(What you will do) Search the listing for the word "heading" and say how many lines have it, nothing besides.

══════

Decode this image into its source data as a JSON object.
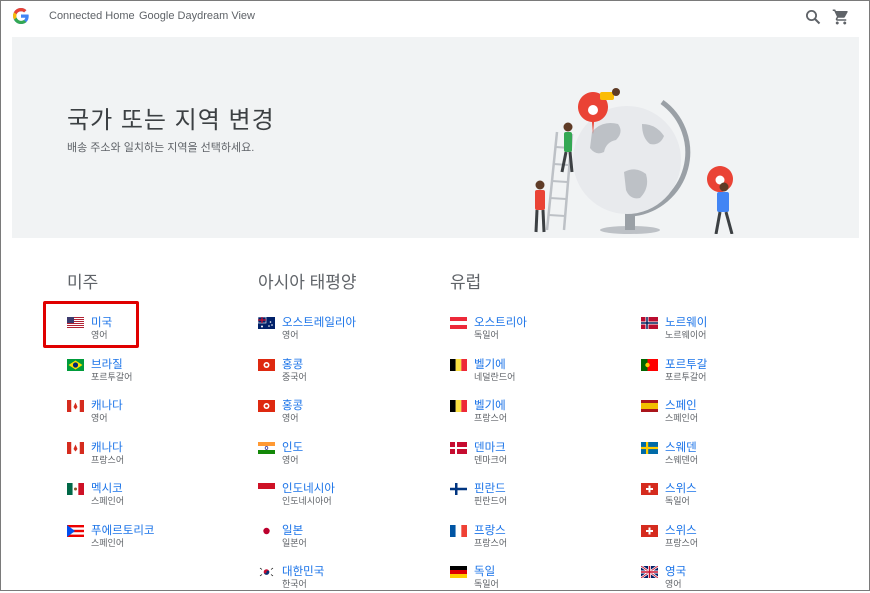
{
  "header": {
    "logo_letter": "G",
    "nav_links": [
      "Connected Home",
      "Google Daydream View"
    ],
    "icons": [
      "search-icon",
      "cart-icon"
    ]
  },
  "hero": {
    "title": "국가 또는 지역 변경",
    "subtitle": "배송 주소와 일치하는 지역을 선택하세요."
  },
  "regions": [
    {
      "heading": "미주",
      "columns": [
        [
          {
            "name": "미국",
            "lang": "영어",
            "flag": "us"
          },
          {
            "name": "브라질",
            "lang": "포르투갈어",
            "flag": "br"
          },
          {
            "name": "캐나다",
            "lang": "영어",
            "flag": "ca"
          },
          {
            "name": "캐나다",
            "lang": "프랑스어",
            "flag": "ca"
          },
          {
            "name": "멕시코",
            "lang": "스페인어",
            "flag": "mx"
          },
          {
            "name": "푸에르토리코",
            "lang": "스페인어",
            "flag": "pr"
          }
        ]
      ]
    },
    {
      "heading": "아시아 태평양",
      "columns": [
        [
          {
            "name": "오스트레일리아",
            "lang": "영어",
            "flag": "au"
          },
          {
            "name": "홍콩",
            "lang": "중국어",
            "flag": "hk"
          },
          {
            "name": "홍콩",
            "lang": "영어",
            "flag": "hk"
          },
          {
            "name": "인도",
            "lang": "영어",
            "flag": "in"
          },
          {
            "name": "인도네시아",
            "lang": "인도네시아어",
            "flag": "id"
          },
          {
            "name": "일본",
            "lang": "일본어",
            "flag": "jp"
          },
          {
            "name": "대한민국",
            "lang": "한국어",
            "flag": "kr"
          }
        ]
      ]
    },
    {
      "heading": "유럽",
      "columns": [
        [
          {
            "name": "오스트리아",
            "lang": "독일어",
            "flag": "at"
          },
          {
            "name": "벨기에",
            "lang": "네덜란드어",
            "flag": "be"
          },
          {
            "name": "벨기에",
            "lang": "프랑스어",
            "flag": "be"
          },
          {
            "name": "덴마크",
            "lang": "덴마크어",
            "flag": "dk"
          },
          {
            "name": "핀란드",
            "lang": "핀란드어",
            "flag": "fi"
          },
          {
            "name": "프랑스",
            "lang": "프랑스어",
            "flag": "fr"
          },
          {
            "name": "독일",
            "lang": "독일어",
            "flag": "de"
          }
        ],
        [
          {
            "name": "노르웨이",
            "lang": "노르웨이어",
            "flag": "no"
          },
          {
            "name": "포르투갈",
            "lang": "포르투갈어",
            "flag": "pt"
          },
          {
            "name": "스페인",
            "lang": "스페인어",
            "flag": "es"
          },
          {
            "name": "스웨덴",
            "lang": "스웨덴어",
            "flag": "se"
          },
          {
            "name": "스위스",
            "lang": "독일어",
            "flag": "ch"
          },
          {
            "name": "스위스",
            "lang": "프랑스어",
            "flag": "ch"
          },
          {
            "name": "영국",
            "lang": "영어",
            "flag": "gb"
          }
        ]
      ]
    }
  ],
  "selected_country": "미국"
}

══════

(Result of this exercise) 3